Before Gregory became Pope, he saw some blond haired children of fair complexion who were captives. Upon hearing that they were Angles he said that the Faith should be carried to their land, so that they could have fellowship with the Angels. Gregory himself wanted to go as a missionary to the Anglo-Saxon people, but circumstances prevented him, so in 597 he sent 41 monks from his own monastery, led by one we know as St. Augustine of Canterbury. Augustine was not enthusiastic about this task and Gregory wrote several letters of instruction and encouragement to the monks. Later that same year, King Ethelbert and his people were baptized. Because of his initiative and his perseverance, Gregory is called the “Apostle to the English.”
Gregory was a man of great humility, despite the power and prestige surrounding him. He was a man of prayer and believed strongly in the power of offering the Mass for those in need and for the departed. The wisdom shown in his pastoral writings became the standard guide for hundreds of years in the Western church. Despite chronic illness for the final years of his life, he was able to shape the way that people thought, prayed, and lived. He was proclaimed a saint by popular acclamation immediately after his death on the 12th of March in the year 604. He was a great man, a great teacher of the faith, a great sign for us of what it means to be a Christian. Gregory gave up all that he had to follow Christ – position, power, riches – he gave it all up to enter a life of quiet prayer and contemplation – he dearly loved this life, but gave it up as well, when God called him to a new work, to make use of his talents and abilities to care for God’s people. He was truly the servant of the servants of God.
What then, should all of this mean for a parish named in honor of St. Gregory? Yes, we should always make sure that the liturgy and music we offer to Almighty God in our worship are the very best we have to offer, and are offerings from the heart. Like Gregory, we must seek to put aside our own plans, our own agendas, and seek to know and do the will of God, no matter what the cost.

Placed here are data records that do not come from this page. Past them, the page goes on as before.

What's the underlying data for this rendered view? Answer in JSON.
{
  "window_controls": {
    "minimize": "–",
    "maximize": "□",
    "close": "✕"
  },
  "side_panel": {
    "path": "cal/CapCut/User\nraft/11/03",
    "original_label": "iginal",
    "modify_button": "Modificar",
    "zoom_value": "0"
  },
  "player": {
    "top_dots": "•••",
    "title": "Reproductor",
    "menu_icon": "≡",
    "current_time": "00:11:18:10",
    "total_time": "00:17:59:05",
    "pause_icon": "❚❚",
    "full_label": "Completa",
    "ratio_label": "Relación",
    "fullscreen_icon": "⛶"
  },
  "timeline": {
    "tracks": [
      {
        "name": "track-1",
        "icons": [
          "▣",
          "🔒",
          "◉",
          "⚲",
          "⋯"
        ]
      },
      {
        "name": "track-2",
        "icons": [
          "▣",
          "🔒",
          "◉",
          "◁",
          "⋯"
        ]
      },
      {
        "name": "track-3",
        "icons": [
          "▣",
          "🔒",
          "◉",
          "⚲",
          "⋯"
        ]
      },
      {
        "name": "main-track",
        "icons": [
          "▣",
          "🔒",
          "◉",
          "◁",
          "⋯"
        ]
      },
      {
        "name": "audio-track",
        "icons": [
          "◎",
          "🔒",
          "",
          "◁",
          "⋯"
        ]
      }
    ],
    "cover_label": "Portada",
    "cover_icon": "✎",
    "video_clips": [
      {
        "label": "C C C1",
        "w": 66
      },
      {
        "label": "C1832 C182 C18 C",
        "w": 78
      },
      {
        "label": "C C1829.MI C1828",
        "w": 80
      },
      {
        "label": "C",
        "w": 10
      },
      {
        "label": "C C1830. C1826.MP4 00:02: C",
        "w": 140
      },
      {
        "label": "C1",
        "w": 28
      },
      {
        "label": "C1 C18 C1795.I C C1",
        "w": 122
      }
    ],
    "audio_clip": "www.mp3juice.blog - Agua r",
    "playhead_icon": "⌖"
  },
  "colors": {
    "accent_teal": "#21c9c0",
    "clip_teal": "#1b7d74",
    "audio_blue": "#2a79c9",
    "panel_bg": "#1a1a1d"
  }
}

We too must care for those in need, materially and spiritually. We must pray for all people, especially as we come to Christ’s table to receive the Holy Mysteries, remembering those in need and the departed. We too have an obligation to receive the treasures given to us, to cherish them, live by them, preserve them, and to pass them on to others. And finally, we clearly have an obligation to be missionaries, to take the good news of Christ with us out into the world, to share this gift with others, with friends, with family, with co-workers – to be willing to speak when the opportunity arises, trusting that God will use us for His work and provide all that is needed. When we offer ourselves to God, He will work through us, doing greater things than we could ask or imagine. We give thanks to God for the great life and witness of St. Gregory, may we have grace to follow his good example. Holy Gregory, pray for us!